[Web page and app entries]
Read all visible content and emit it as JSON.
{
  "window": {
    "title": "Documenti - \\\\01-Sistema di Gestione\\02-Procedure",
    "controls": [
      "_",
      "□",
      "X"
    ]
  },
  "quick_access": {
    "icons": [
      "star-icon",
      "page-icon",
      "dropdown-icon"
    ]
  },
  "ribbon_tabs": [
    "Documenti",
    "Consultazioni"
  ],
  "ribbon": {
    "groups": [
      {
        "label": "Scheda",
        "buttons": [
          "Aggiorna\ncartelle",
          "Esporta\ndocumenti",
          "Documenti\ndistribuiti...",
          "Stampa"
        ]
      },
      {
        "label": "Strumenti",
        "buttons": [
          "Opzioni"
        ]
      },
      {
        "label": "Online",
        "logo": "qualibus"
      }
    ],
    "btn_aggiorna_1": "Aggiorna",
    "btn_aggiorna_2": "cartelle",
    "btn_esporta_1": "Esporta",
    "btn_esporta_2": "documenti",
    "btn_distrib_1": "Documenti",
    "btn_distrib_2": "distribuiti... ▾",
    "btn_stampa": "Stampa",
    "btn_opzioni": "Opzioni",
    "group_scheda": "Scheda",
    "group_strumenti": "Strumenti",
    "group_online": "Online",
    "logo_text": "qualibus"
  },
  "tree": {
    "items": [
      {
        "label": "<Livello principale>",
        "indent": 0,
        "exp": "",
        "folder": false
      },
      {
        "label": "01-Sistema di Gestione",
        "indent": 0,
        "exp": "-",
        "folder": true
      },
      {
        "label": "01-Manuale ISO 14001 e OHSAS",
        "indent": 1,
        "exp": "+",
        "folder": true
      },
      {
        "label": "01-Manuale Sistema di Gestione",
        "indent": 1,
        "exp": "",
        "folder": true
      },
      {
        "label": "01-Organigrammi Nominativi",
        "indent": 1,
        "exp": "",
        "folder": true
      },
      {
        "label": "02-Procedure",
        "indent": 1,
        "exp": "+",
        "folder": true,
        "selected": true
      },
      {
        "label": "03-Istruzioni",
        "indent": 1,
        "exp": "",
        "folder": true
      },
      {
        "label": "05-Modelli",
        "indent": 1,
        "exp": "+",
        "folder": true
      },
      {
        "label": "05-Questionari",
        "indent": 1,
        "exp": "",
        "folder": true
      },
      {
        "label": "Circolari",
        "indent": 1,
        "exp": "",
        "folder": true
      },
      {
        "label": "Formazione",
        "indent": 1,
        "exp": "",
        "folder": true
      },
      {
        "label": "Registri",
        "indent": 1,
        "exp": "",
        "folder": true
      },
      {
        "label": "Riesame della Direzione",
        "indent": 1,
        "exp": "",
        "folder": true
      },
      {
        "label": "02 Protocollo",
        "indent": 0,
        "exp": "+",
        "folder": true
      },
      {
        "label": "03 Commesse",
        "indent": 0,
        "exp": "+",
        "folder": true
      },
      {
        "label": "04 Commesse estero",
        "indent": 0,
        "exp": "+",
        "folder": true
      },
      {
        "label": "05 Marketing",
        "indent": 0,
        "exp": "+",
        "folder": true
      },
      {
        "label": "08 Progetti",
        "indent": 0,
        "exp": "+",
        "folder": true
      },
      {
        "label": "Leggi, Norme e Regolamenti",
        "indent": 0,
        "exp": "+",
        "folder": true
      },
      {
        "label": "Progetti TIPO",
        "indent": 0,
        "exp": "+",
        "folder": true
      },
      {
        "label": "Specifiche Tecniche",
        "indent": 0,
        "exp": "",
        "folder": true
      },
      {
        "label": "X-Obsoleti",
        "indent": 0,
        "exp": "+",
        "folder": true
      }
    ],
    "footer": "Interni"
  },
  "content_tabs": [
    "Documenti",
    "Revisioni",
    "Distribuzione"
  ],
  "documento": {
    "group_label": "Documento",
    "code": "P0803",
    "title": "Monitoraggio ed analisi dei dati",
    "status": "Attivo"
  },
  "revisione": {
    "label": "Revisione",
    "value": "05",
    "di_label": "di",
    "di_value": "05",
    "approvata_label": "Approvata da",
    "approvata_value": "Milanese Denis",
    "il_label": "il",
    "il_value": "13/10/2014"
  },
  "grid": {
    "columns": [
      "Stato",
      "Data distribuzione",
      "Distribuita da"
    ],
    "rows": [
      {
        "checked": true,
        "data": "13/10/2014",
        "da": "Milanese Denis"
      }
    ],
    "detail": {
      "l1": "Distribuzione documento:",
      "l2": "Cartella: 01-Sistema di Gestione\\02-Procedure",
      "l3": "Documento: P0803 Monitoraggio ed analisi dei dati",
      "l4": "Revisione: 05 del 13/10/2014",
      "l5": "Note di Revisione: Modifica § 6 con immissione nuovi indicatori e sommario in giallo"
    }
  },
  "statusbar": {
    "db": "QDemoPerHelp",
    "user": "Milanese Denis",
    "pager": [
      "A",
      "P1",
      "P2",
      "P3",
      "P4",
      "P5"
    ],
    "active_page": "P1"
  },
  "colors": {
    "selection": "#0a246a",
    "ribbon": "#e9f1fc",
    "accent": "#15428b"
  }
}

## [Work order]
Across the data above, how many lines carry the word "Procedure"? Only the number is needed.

## [Result of this task]
3